“We’re going to have conversations on a daily basis about his rehab and conversations on a weekly basis at times on where we think he is coming up,’’ head coach Joe Judge said late last week. “In terms of the timetable, I’m not a doctor. I let the medical team tell me a guy is good to go and put him on the field, I know he’s good to go.
“In terms of a player like Saquon and a timetable coming back, he’s making daily progress. I know it sounds like a broken record, but that’s important for us to see coming off an injury like this. You want to make sure that it’s not push forward and take a step back.’’
Barkley worked on a side field in the first two weeks of training camp, running and cutting and, at times, simulating what the other running backs were doing in practice, all under the supervision of the training and medical staff.
Barkley went down early in the second quarter in Chicago on Sept. 20, suffering a torn right anterior cruciate ligament and also damage to his meniscus. After strengthening the area around the knee, Barkley underwent reconstructive surgery to repair the ACL and the partially-torn meniscus on Oct. 30. He was the 2018 NFL Offensive Rookie of the Year after rushing for 1,307 yards, catching 91 passes and scoring 15 total touchdowns. He missed three games with a high ankle sprain in 2019 and finished with 1,003 rushing yards.
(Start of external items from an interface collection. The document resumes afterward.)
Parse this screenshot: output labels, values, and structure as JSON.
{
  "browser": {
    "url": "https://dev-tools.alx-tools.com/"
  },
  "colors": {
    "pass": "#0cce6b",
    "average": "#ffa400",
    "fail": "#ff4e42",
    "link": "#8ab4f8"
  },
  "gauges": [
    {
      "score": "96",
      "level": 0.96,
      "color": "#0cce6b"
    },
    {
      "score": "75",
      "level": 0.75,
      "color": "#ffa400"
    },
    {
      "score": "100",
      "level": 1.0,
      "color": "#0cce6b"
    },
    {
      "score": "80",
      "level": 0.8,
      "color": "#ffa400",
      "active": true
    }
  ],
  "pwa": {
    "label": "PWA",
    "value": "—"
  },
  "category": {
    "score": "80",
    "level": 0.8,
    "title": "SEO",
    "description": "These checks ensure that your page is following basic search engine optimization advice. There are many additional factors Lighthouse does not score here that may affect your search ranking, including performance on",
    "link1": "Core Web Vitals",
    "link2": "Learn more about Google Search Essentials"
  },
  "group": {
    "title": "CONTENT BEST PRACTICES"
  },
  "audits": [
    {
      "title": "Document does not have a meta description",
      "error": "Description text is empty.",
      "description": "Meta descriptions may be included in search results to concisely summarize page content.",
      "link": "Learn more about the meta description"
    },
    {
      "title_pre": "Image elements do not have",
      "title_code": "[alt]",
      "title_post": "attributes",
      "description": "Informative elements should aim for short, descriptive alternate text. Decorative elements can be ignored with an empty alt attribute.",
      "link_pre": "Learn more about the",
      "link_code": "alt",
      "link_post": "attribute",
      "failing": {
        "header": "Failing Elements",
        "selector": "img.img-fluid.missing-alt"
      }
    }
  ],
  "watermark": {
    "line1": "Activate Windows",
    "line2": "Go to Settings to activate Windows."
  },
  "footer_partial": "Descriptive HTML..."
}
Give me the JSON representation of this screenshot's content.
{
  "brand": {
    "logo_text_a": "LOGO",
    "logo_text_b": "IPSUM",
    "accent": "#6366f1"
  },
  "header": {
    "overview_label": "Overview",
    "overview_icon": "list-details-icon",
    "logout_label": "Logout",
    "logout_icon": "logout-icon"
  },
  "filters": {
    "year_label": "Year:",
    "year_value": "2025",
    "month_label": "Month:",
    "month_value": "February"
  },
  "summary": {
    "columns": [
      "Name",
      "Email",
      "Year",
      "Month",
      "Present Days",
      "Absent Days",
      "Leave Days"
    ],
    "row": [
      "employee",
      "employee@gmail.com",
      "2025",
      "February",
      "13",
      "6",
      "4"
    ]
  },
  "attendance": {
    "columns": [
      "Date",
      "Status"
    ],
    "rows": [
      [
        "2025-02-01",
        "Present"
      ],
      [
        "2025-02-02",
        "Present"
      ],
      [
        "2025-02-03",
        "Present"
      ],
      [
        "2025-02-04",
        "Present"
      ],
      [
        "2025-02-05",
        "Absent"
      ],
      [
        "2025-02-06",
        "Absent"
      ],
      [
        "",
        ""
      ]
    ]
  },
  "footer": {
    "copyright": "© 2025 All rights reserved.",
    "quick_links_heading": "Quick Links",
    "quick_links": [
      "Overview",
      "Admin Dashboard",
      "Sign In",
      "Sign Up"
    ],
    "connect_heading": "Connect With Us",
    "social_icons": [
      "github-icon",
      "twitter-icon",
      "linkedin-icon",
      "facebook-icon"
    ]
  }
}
“I don’t know. I guess we’ll see,” Barkley said on July 19, asked about his availability for the first regular season game. “Whenever I’m able to get out there, make sure that I’m 110 percent not just for the safety and health of myself and my well-being, but just so I can go out there and compete at a high level, and show the world who Saquon is again.”
Saquon takes another step in that direction this week.
This story originally appeared on: NyPost - Author:Paul Schwartz